When I was in high school, I was dating another huge fantasy fan.  I don’t know exactly when it started, but I began calling him “my dragon” and I was his “phoenix”.  After than, I latched on to this mythical creature.  I love phoenixes – from their healing tears to their remarkable ability to be reborn from their own ashes, they are remarkable.  I try to rise out of the ashes of everything that tries to break me down, and I try to live my life with the fiery strength of the phoenix.

It seemed only right that this creature of Greek legend found a home on my blog.

witchy divider

One response to “About

  1. Hello, upon a comment made to me by a friend, I started looking at one author on your problem author list, but my eyes were caught by another, and your own stated points that you do not have a person from the disability community to comment on her works. I am an autist, with severe c-ptsd, and likely dyspraxic, in addition to a few other issues, and am, honestly, considered permanently disabled by the government. I am also non-binary (agender and grey-ace), and am a writer myself, so might be able to show you a different perspective on Mercedes Lackey. Because, honestly, I do not consider her writings to be harmful, and, indeed, potentially good at showing how society treats some of us (ie, showing accuracy, rather than a level of compassion that is not well seen outside of fiction in our world). I see what she has written, as well as her comments on her own writing, to be putting her very much on our side. Notably, the supposedly ‘ableist’ outlook is more a showing of how society currently treats us, and how they have done so in the past. Talia, for example, the lack of support, and when the breakthrough happens, are amazingly accurate. For many of us, we don’t get outside support until things go catastrophically wrong. So it’s not ableist in any way to show that you pretty much have to prove what you can’t do to get any kind of help at all from society at large. As for the lack of good trans representation? She recognizes, and has, as far as I can tell, acknowledged, that she doesn’t think she can, at this stage, properly represent trans characters. I can tell you that, as a non-binary author, with a ‘heroic fantasy world’ that I write in, I have a hard time getting proper credit to trans characters. Belor was skirted around, and even now, though I’d like to go back and fill out his story, I find that I have difficulty there. Some things are much harder to write in, even if you have the experience, and, recognizing that fact, I honor her resistance to adding much of that characterization to her books.

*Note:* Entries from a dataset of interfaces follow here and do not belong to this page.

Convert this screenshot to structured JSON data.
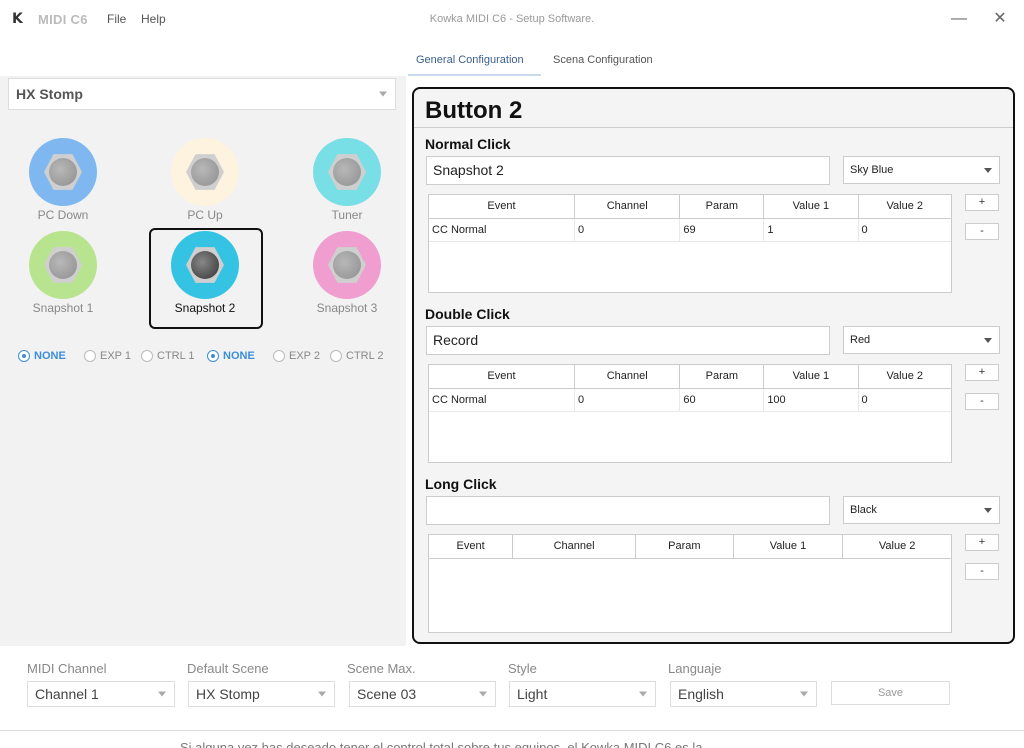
{
  "app": {
    "logo": "K",
    "name": "MIDI C6",
    "menu": [
      "File",
      "Help"
    ],
    "window_title": "Kowka MIDI C6 - Setup Software."
  },
  "window_controls": {
    "minimize": "—",
    "close": "✕"
  },
  "tabs": [
    {
      "label": "General Configuration",
      "active": true
    },
    {
      "label": "Scena Configuration",
      "active": false
    }
  ],
  "left": {
    "device": "HX Stomp",
    "pedals": [
      {
        "label": "PC Down",
        "color": "#7fb8f0"
      },
      {
        "label": "PC Up",
        "color": "#fdf3df"
      },
      {
        "label": "Tuner",
        "color": "#79dfe6"
      },
      {
        "label": "Snapshot 1",
        "color": "#b9e48f"
      },
      {
        "label": "Snapshot 2",
        "color": "#35c3e3",
        "selected": true
      },
      {
        "label": "Snapshot 3",
        "color": "#f09ed0"
      }
    ],
    "expression": [
      {
        "label": "NONE",
        "on": true
      },
      {
        "label": "EXP 1",
        "on": false
      },
      {
        "label": "CTRL 1",
        "on": false
      },
      {
        "label": "NONE",
        "on": true
      },
      {
        "label": "EXP 2",
        "on": false
      },
      {
        "label": "CTRL 2",
        "on": false
      }
    ]
  },
  "button": {
    "title": "Button 2",
    "columns": [
      "Event",
      "Channel",
      "Param",
      "Value 1",
      "Value 2"
    ],
    "add_label": "+",
    "remove_label": "-",
    "sections": [
      {
        "title": "Normal Click",
        "name": "Snapshot 2",
        "color": "Sky Blue",
        "rows": [
          [
            "CC Normal",
            "0",
            "69",
            "1",
            "0"
          ]
        ]
      },
      {
        "title": "Double Click",
        "name": "Record",
        "color": "Red",
        "rows": [
          [
            "CC Normal",
            "0",
            "60",
            "100",
            "0"
          ]
        ]
      },
      {
        "title": "Long Click",
        "name": "",
        "color": "Black",
        "rows": []
      }
    ]
  },
  "footer": {
    "midi_channel": {
      "label": "MIDI Channel",
      "value": "Channel 1"
    },
    "default_scene": {
      "label": "Default Scene",
      "value": "HX Stomp"
    },
    "scene_max": {
      "label": "Scene Max.",
      "value": "Scene 03"
    },
    "style": {
      "label": "Style",
      "value": "Light"
    },
    "language": {
      "label": "Languaje",
      "value": "English"
    },
    "save_label": "Save",
    "bottom_text": "Si alguna vez has deseado tener el control total sobre tus equipos, el Kowka MIDI C6 es la"
  }
}
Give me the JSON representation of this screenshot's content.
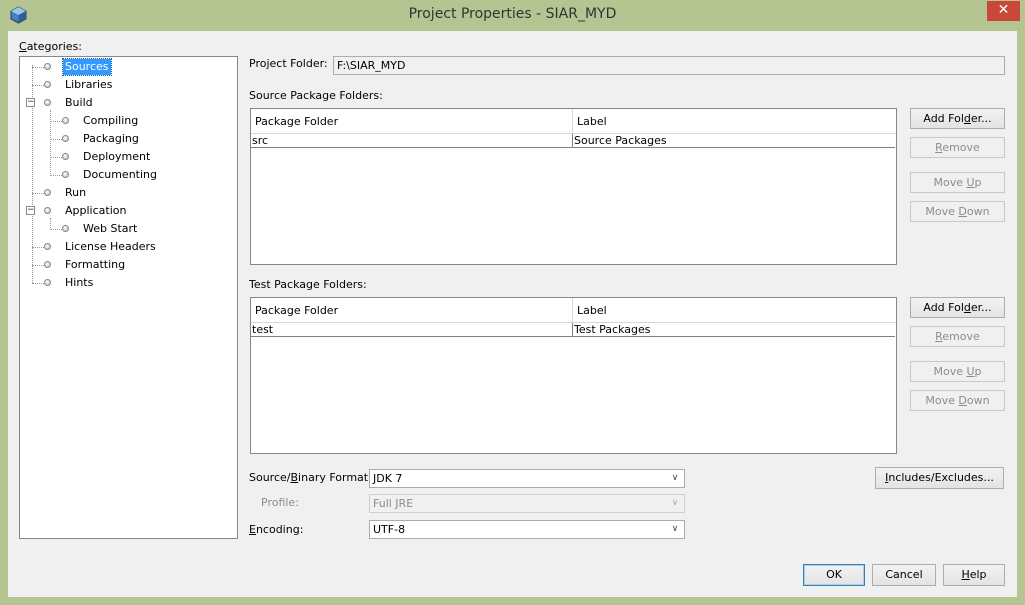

I can also agree that, especially if one is largely ‘kicked out of society’ for their nature, that would create a distinct villain. I know, as I sit in on counselling groups online to try to help others process things. I can’t always succeed, but I understand that no one succeeds at everything. What she has shown is viable explanation of what life is like, especially for us. And that’s something we need more of. As for racism, that’s always going to be an iffy thing, especially when dealing with fantasy settings. they have to have at least some form of a counterpart in the real world, but they also develop differently, and that makes things seem one way when that is not how it is intended. (Good example is my portrayal of the Rasi peoples in my own books…Steppelanders and Toyurasan are both exotic to most characters–though I do have a few characters from both societies–but they clearly indicate both good and bad. As all societies do.) Please consider that not all ‘abusive-labeled writing’ is bad. In many case, it’s actually strongly indicative of our own complex social patterns.